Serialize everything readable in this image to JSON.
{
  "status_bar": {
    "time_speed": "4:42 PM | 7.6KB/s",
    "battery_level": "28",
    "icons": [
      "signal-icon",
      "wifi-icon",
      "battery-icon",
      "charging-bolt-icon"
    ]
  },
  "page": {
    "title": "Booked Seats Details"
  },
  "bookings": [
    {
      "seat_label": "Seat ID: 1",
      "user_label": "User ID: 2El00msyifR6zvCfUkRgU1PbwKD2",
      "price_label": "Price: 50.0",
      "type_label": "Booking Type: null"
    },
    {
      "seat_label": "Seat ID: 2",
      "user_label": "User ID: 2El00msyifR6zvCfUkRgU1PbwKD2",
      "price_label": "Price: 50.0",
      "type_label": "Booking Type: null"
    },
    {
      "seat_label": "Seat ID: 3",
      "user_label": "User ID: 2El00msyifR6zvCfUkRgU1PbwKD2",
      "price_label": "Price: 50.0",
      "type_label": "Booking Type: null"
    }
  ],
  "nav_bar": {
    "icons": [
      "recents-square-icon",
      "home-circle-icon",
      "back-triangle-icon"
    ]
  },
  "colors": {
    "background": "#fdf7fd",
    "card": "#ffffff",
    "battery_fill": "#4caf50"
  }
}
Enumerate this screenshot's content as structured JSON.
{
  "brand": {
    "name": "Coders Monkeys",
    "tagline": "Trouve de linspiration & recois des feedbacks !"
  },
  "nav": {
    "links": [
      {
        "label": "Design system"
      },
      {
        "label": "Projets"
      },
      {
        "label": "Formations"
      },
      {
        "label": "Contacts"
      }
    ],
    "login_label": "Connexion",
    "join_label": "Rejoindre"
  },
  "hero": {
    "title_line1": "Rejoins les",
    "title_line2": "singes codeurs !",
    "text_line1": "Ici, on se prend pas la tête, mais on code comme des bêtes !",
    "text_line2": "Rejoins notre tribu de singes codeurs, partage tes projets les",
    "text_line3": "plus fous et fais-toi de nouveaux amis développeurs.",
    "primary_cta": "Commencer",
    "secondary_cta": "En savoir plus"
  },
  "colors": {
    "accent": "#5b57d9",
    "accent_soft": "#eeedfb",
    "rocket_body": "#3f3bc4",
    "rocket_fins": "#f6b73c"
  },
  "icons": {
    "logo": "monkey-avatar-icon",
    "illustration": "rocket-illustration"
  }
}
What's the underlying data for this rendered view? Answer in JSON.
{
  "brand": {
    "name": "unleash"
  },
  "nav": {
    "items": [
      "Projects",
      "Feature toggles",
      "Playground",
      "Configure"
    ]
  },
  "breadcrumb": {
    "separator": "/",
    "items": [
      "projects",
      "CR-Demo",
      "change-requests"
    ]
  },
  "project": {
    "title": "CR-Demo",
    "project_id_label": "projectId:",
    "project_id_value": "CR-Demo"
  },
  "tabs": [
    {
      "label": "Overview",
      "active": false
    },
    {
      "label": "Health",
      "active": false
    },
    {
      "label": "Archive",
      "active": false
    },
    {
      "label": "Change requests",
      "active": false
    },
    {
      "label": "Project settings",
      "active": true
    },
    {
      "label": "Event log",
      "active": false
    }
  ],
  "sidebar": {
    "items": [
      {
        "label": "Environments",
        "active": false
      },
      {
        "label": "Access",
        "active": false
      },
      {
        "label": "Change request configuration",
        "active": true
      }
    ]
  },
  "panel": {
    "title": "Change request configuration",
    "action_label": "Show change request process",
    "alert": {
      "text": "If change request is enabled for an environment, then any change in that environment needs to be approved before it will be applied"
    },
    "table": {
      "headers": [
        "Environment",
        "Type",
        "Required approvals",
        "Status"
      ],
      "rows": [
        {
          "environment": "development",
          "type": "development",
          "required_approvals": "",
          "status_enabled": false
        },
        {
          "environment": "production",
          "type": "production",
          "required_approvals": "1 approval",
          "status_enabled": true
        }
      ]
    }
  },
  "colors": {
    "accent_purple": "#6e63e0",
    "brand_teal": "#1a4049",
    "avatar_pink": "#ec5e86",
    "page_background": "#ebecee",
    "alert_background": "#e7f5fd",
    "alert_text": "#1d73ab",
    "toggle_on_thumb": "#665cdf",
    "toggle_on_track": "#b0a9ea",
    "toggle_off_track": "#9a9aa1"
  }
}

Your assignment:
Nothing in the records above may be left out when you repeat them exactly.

Expected output:
Serialize everything readable in this image to JSON.
{
  "status_bar": {
    "time_speed": "4:42 PM | 7.6KB/s",
    "battery_level": "28",
    "icons": [
      "signal-icon",
      "wifi-icon",
      "battery-icon",
      "charging-bolt-icon"
    ]
  },
  "page": {
    "title": "Booked Seats Details"
  },
  "bookings": [
    {
      "seat_label": "Seat ID: 1",
      "user_label": "User ID: 2El00msyifR6zvCfUkRgU1PbwKD2",
      "price_label": "Price: 50.0",
      "type_label": "Booking Type: null"
    },
    {
      "seat_label": "Seat ID: 2",
      "user_label": "User ID: 2El00msyifR6zvCfUkRgU1PbwKD2",
      "price_label": "Price: 50.0",
      "type_label": "Booking Type: null"
    },
    {
      "seat_label": "Seat ID: 3",
      "user_label": "User ID: 2El00msyifR6zvCfUkRgU1PbwKD2",
      "price_label": "Price: 50.0",
      "type_label": "Booking Type: null"
    }
  ],
  "nav_bar": {
    "icons": [
      "recents-square-icon",
      "home-circle-icon",
      "back-triangle-icon"
    ]
  },
  "colors": {
    "background": "#fdf7fd",
    "card": "#ffffff",
    "battery_fill": "#4caf50"
  }
}
Enumerate this screenshot's content as structured JSON.
{
  "brand": {
    "name": "Coders Monkeys",
    "tagline": "Trouve de linspiration & recois des feedbacks !"
  },
  "nav": {
    "links": [
      {
        "label": "Design system"
      },
      {
        "label": "Projets"
      },
      {
        "label": "Formations"
      },
      {
        "label": "Contacts"
      }
    ],
    "login_label": "Connexion",
    "join_label": "Rejoindre"
  },
  "hero": {
    "title_line1": "Rejoins les",
    "title_line2": "singes codeurs !",
    "text_line1": "Ici, on se prend pas la tête, mais on code comme des bêtes !",
    "text_line2": "Rejoins notre tribu de singes codeurs, partage tes projets les",
    "text_line3": "plus fous et fais-toi de nouveaux amis développeurs.",
    "primary_cta": "Commencer",
    "secondary_cta": "En savoir plus"
  },
  "colors": {
    "accent": "#5b57d9",
    "accent_soft": "#eeedfb",
    "rocket_body": "#3f3bc4",
    "rocket_fins": "#f6b73c"
  },
  "icons": {
    "logo": "monkey-avatar-icon",
    "illustration": "rocket-illustration"
  }
}
What's the underlying data for this rendered view? Answer in JSON.
{
  "brand": {
    "name": "unleash"
  },
  "nav": {
    "items": [
      "Projects",
      "Feature toggles",
      "Playground",
      "Configure"
    ]
  },
  "breadcrumb": {
    "separator": "/",
    "items": [
      "projects",
      "CR-Demo",
      "change-requests"
    ]
  },
  "project": {
    "title": "CR-Demo",
    "project_id_label": "projectId:",
    "project_id_value": "CR-Demo"
  },
  "tabs": [
    {
      "label": "Overview",
      "active": false
    },
    {
      "label": "Health",
      "active": false
    },
    {
      "label": "Archive",
      "active": false
    },
    {
      "label": "Change requests",
      "active": false
    },
    {
      "label": "Project settings",
      "active": true
    },
    {
      "label": "Event log",
      "active": false
    }
  ],
  "sidebar": {
    "items": [
      {
        "label": "Environments",
        "active": false
      },
      {
        "label": "Access",
        "active": false
      },
      {
        "label": "Change request configuration",
        "active": true
      }
    ]
  },
  "panel": {
    "title": "Change request configuration",
    "action_label": "Show change request process",
    "alert": {
      "text": "If change request is enabled for an environment, then any change in that environment needs to be approved before it will be applied"
    },
    "table": {
      "headers": [
        "Environment",
        "Type",
        "Required approvals",
        "Status"
      ],
      "rows": [
        {
          "environment": "development",
          "type": "development",
          "required_approvals": "",
          "status_enabled": false
        },
        {
          "environment": "production",
          "type": "production",
          "required_approvals": "1 approval",
          "status_enabled": true
        }
      ]
    }
  },
  "colors": {
    "accent_purple": "#6e63e0",
    "brand_teal": "#1a4049",
    "avatar_pink": "#ec5e86",
    "page_background": "#ebecee",
    "alert_background": "#e7f5fd",
    "alert_text": "#1d73ab",
    "toggle_on_thumb": "#665cdf",
    "toggle_on_track": "#b0a9ea",
    "toggle_off_track": "#9a9aa1"
  }
}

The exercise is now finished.